Managing on a tight income against a backdrop of extraordinary living cost rises is tough, and even tougher when money varies significantly month-to-month.
Brenda* is the person you want by your side when things are unpredictable. As a nurse, she’s prepared for pretty much anything and everything to happen, and she has trained and planned for most eventualities. No two days, or even patients, are exactly alike, but her good nature and practical outlook help her tackle whatever a shift may hold. Despite her aptness in managing the unexpected at work, when it comes to her family’s financial life, Brenda longs for more certainty.
Her husband is self-employed, and it’s not always clear what the month ahead will look like. “I wish there was a way to know ahead of time which months were going to be difficult, with less coming in, and which months were going to be easier. If I knew that, I’d cut down on the things that aren’t essential, or spend less on things like food where I can.”
We’ve all seen the headlines about the unmet and under-served needs and challenges created by financial uncertainty and the rising cost of living. And, with Brenda and the 48 other households participating in Real Accounts, we’re looking to solutions.
We’re looking at how much income and household expenses vary month to month, and what impact this has. So far, we’re learning that uncertainty shapes every aspect of people’s financial and personal lives, and that they’re managing how they can.
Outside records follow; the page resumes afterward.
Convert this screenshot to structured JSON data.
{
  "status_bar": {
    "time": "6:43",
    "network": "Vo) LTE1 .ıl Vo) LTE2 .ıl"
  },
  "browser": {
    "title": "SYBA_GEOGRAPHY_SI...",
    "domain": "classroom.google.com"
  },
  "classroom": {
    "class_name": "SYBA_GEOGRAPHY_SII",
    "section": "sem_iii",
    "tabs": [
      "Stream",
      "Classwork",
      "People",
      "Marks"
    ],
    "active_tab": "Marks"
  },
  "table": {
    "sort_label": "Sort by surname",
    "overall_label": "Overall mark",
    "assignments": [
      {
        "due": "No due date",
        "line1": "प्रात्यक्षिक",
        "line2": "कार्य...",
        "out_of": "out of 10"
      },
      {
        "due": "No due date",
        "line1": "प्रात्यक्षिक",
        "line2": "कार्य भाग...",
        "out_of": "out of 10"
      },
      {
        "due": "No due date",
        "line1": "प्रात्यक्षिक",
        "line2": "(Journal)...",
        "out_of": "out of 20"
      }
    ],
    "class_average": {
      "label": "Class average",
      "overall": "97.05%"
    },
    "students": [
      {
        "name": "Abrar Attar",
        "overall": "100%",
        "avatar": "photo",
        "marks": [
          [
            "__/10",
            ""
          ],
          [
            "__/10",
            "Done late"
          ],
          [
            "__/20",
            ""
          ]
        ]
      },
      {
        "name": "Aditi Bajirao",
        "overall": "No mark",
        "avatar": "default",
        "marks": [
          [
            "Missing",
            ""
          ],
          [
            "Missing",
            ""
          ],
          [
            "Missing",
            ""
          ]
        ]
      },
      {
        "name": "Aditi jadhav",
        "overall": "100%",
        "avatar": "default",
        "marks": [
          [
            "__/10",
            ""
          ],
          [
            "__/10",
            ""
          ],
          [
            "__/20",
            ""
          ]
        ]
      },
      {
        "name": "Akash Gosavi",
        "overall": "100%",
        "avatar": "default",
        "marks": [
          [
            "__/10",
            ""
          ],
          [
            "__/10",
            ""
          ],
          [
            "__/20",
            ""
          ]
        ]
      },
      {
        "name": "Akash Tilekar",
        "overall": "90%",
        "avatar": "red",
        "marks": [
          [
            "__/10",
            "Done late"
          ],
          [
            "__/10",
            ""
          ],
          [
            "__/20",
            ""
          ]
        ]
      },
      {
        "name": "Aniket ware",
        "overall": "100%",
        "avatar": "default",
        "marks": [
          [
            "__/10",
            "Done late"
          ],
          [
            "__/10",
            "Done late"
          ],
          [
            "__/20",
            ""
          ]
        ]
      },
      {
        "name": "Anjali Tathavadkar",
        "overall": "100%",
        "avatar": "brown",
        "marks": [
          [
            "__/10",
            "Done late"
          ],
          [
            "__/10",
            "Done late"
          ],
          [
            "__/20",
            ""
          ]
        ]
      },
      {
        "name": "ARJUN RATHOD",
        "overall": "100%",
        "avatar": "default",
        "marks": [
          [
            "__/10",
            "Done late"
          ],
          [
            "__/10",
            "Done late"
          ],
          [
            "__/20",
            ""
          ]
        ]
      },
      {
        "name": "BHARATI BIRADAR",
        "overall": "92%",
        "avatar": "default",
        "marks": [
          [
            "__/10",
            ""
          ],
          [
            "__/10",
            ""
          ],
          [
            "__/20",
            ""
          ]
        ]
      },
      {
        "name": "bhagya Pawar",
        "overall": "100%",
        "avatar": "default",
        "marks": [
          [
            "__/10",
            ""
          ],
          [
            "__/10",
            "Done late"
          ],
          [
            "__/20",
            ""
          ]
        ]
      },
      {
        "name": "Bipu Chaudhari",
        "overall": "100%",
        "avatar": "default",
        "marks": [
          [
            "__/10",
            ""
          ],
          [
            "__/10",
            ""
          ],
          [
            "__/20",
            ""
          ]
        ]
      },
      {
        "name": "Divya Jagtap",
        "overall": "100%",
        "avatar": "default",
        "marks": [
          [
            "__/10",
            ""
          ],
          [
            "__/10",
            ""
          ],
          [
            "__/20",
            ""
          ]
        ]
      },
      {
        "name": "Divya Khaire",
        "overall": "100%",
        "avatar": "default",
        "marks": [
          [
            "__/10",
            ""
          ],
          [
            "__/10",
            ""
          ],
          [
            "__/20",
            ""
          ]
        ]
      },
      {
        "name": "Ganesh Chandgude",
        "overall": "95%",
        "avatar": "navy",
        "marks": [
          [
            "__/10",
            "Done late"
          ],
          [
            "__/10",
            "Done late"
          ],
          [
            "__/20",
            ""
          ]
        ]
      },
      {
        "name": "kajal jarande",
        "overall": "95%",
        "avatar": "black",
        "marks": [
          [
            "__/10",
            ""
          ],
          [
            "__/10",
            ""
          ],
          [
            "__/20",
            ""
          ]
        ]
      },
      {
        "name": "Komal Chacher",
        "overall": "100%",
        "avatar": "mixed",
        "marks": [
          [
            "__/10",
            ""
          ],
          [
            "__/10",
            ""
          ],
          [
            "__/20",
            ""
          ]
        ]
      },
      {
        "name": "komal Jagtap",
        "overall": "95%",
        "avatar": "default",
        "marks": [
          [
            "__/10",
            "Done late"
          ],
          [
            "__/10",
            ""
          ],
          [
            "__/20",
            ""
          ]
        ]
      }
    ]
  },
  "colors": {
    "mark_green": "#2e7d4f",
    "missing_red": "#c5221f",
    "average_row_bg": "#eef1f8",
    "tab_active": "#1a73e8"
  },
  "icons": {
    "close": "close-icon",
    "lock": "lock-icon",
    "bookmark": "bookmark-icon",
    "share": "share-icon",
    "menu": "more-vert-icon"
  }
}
For some, that’s contributing to their emergency savings. For example, David has been working on zero-hours contracts for nearly five years. He saves any leftover money into a rainy day fund. But topping up that fund can feel like a relentless task: “I feel like I can never miss a day of work.”
We’re also hearing from many people that support from friends and family helps during moments of uncertainty. When Fred found himself in rent arrears while he was between jobs, he managed to bridge a rough period through informal loans and gifts. And Alexa, despite having her own challenges, provides support to others. She’s a firm believer in reciprocity—if you give what you can today, you’ll benefit when you need help tomorrow.
There are many more insights to come. We’re building an in-depth picture of each household’s income and spending over time, and hearing their first-hand stories about the life events and day-to-day experiences that bring that data to life.
*All names are pseudonyms